Audit Scotland said the average time for a case to call was now eight weeks, compared to 11 weeks in August last year.
In a submission to the Scottish Parliament’s justice committee, Audit Scotland said the Crown Office and Procurator Fiscal Service (COPFS) had received extra funding on top of its annual budget in two of the last three years to help manage caseloads and speed up domestic abuse cases.
The Crown Office, which is facing increasing financial challenges, received an additional £2.6m in 2014/15 and £1m in 2015/16.
The Scottish Government said £2.4m of the money was used to employ extra staff to speed up domestic abuse and sexual violence cases, while the rest came from a £20m fund announced last year to tackle violence against women.
MSPs are currently carrying out an inquiry into the work of the Crown Office and have heard concerns the service is being asked to do more while seeing its budget cut.
The submission from Audit Scotland said: “In both 2014/15 and 2015/16, the Scottish Government provided additional funding during the course of the year to the COPFS. In 2014/15, the Scottish Government provided a supplementary £2.6 million for additional specific court and casework.
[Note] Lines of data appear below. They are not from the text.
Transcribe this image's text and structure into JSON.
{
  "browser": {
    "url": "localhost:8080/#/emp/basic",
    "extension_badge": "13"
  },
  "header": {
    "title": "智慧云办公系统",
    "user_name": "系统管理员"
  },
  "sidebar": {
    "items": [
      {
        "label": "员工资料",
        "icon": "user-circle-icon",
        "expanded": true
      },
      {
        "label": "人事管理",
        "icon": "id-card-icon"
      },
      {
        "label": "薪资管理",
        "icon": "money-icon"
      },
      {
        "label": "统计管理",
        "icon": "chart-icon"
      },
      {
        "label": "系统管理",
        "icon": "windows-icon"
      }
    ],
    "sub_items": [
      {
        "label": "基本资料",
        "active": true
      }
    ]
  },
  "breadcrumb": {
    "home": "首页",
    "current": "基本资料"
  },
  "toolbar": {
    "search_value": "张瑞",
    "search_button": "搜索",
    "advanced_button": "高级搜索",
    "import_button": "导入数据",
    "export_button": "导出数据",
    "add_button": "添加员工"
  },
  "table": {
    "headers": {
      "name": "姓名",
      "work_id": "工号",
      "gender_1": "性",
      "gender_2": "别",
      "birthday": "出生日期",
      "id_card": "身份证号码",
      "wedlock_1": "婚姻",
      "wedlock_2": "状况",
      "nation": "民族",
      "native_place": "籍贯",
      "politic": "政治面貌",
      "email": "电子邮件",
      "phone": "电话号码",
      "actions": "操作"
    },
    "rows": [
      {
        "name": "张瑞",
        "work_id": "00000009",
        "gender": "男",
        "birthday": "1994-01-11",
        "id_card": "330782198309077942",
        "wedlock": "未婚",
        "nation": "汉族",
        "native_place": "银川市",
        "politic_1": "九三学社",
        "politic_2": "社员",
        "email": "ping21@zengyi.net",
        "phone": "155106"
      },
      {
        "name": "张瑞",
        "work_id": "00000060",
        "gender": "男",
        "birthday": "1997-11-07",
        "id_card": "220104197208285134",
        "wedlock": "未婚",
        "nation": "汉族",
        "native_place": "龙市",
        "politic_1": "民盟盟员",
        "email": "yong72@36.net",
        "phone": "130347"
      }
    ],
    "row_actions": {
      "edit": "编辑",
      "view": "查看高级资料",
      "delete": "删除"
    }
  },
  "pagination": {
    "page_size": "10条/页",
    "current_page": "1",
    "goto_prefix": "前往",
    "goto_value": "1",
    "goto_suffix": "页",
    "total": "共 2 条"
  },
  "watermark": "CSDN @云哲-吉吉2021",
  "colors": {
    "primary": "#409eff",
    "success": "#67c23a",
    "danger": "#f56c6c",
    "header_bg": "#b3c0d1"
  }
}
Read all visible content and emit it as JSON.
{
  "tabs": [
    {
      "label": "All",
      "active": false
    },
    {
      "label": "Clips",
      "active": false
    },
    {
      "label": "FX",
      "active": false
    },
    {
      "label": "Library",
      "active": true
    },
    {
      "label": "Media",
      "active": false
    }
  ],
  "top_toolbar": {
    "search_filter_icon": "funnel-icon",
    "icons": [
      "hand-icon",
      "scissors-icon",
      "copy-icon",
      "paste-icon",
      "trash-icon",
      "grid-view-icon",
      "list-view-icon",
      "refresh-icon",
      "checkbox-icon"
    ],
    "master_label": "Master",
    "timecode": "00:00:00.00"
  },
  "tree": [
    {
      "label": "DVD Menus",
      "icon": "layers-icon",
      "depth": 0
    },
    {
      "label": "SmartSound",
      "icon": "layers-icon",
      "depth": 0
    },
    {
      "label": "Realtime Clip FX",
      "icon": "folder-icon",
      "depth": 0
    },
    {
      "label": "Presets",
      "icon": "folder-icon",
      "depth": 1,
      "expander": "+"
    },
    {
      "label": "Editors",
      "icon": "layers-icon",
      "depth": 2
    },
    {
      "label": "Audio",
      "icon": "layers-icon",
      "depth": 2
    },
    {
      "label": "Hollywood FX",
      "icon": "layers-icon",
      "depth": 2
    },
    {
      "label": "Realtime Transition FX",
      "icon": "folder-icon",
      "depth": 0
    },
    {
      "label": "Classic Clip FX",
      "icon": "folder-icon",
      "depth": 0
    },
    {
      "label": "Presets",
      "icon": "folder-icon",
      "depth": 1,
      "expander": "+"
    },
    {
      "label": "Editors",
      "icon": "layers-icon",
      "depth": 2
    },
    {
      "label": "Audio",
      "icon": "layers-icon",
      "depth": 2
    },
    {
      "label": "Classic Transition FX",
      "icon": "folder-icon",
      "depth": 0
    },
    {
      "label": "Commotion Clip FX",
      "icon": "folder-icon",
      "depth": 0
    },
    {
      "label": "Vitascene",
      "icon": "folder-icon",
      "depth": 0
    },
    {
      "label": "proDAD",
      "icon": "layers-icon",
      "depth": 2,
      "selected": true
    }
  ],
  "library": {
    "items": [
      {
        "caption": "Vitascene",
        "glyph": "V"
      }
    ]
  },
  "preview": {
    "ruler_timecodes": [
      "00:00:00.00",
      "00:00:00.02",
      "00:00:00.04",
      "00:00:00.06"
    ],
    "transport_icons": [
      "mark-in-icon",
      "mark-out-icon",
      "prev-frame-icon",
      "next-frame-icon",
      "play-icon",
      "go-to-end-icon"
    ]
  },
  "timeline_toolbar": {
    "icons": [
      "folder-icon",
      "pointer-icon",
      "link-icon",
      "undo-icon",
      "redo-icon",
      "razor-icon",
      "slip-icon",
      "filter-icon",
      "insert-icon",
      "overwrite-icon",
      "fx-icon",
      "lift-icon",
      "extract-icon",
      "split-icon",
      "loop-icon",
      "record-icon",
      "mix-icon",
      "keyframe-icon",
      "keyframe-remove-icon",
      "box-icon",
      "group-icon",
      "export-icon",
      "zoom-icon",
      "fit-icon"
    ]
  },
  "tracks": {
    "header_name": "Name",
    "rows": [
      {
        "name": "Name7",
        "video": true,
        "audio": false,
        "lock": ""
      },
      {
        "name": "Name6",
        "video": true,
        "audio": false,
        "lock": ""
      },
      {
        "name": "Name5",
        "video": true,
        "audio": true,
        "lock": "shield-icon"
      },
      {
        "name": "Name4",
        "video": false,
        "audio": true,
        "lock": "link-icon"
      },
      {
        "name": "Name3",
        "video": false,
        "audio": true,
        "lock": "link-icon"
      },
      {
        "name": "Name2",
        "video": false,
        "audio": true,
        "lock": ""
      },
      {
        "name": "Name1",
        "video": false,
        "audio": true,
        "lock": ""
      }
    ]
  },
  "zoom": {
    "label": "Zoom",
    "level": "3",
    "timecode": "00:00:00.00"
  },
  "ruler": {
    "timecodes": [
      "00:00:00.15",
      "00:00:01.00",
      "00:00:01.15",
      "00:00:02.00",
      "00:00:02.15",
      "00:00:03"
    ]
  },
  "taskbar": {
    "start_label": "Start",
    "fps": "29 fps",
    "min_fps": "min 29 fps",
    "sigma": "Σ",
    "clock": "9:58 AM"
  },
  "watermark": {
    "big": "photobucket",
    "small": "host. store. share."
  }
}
In 2015/16, the Scottish Government made additional funding (£0.95 million) available to the COPFS to reduce the overall time that cases involving domestic abuse took to reach the courts.”
A Crown Office spokesman said: “COPFS has, in recent years, absorbed within its core budget an increase in the reporting of complex sexual abuse and domestic abuse cases, large and complex organised crime and terrorism case, and new requirements required by legislation.
“Additional funding has been made available to deal with a number of particularly large and sensitive cases.”
A Scottish Government spokeswoman said: “Additional funding of £2.4m was provided to the Crown and courts in each of those two years (2014/15 and 2015/16) for extra fiscals, court staff and judiciary to help speed up the delivery of justice, in particular for cases involving domestic abuse and sexual violence.”
Last month, the Procurator Fiscal Society warned that if the COPFS budget stays the same in 2017/18, it will amount to a cut in real terms of 21.5 per cent.